Teton Gravity Research brings winter to the Emerson

Angel Collinson and Griffin Post get the movie started off.

Walking out of the crisp night air and into the Emerson on Tuesday night was almost like being transported two months forward in time. Beanies, goggles, colorful one-pieces and just about every skiing brand label known to man screamed at the people inside, one-upped only by the screams of the highly animated crowd.

Premiere season is clearly in full swing, as aggressive high-fiving and all other types of stoke filled Bozeman’s premiere of Teton Gravity Research’s “The Dream Factory.” The excitement was apparent to TGR athlete Griffin Post, fresh off the world premiere at Jackson Hole Resort in Wyoming last weekend.

“The Bozeman crowd is definitely one of the rowdiest. It’s amazing to see so much energy two months out of ski season,” Post said.

This was no understatement. As the athletes introduced the film and the mandatory product toss commenced, the energy surged. When Angel Collinson introduced herself, the crowd wolf-whistled and hollered (no doubt for the epic performance they knew they would see from her, and in no way due to her miniskirt).

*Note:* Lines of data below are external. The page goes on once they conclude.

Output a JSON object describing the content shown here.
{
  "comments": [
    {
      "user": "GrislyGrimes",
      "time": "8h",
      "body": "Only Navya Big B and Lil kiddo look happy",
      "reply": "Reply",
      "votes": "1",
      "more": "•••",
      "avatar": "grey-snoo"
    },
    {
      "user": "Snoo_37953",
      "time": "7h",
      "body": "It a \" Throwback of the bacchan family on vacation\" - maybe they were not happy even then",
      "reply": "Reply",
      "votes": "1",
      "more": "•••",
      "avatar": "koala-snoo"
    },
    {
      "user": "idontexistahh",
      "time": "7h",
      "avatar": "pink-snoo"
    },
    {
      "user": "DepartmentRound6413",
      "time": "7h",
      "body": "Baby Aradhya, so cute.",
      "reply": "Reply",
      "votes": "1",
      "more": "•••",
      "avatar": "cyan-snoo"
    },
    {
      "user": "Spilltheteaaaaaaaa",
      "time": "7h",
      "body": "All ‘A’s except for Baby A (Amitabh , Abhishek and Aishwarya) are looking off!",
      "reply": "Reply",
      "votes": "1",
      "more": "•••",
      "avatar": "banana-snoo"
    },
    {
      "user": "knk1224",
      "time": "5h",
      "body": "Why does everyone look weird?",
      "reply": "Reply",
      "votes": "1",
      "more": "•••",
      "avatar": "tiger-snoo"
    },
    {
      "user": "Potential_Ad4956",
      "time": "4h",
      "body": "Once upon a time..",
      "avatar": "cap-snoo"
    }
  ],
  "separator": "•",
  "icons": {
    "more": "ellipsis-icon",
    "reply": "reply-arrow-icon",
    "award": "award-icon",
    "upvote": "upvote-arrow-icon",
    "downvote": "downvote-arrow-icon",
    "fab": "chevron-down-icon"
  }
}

After the sponsor thank-you’s and a shoutout to the Bozeman crowd, the movie finally began with shots of some of the deepest Alaskan pow imaginable — an almost unfamiliar sight to most Bozemanites after last year’s dismal winter. “The Dream Factory” was a perfect example of skiers adapting to unforeseen circumstances. As the Lower 48 spent most of last winter lukewarm and snow-starved, the TGR crew headed north to the Last Frontier and decided to film their entire movie there (aside from a few Jackson Hole Shots, featuring possibly the most epic Corbet’s Couloir session ever recorded).

Avoiding the typical big mountain ski porn most would expect from an Alaska-centered flick, “The Dream Factory” delved into the history of Alaska and the skiing intertwined with it. Old shots and new footage fit remarkably well together, especially the awesome footage of the original World Freeride Championships — essentially the birth of heli-accessed freeskiing in Alaska. Side-by-side footage of different athletes skiing the same line 20 years apart gave the audience a glimpse of the spirit of downhill snowsports’ forefathers, showing us how skiing was set in motion and how we ended up here today — packed shoulder-to-shoulder and neck-deep in the debauchery of movie premiere season.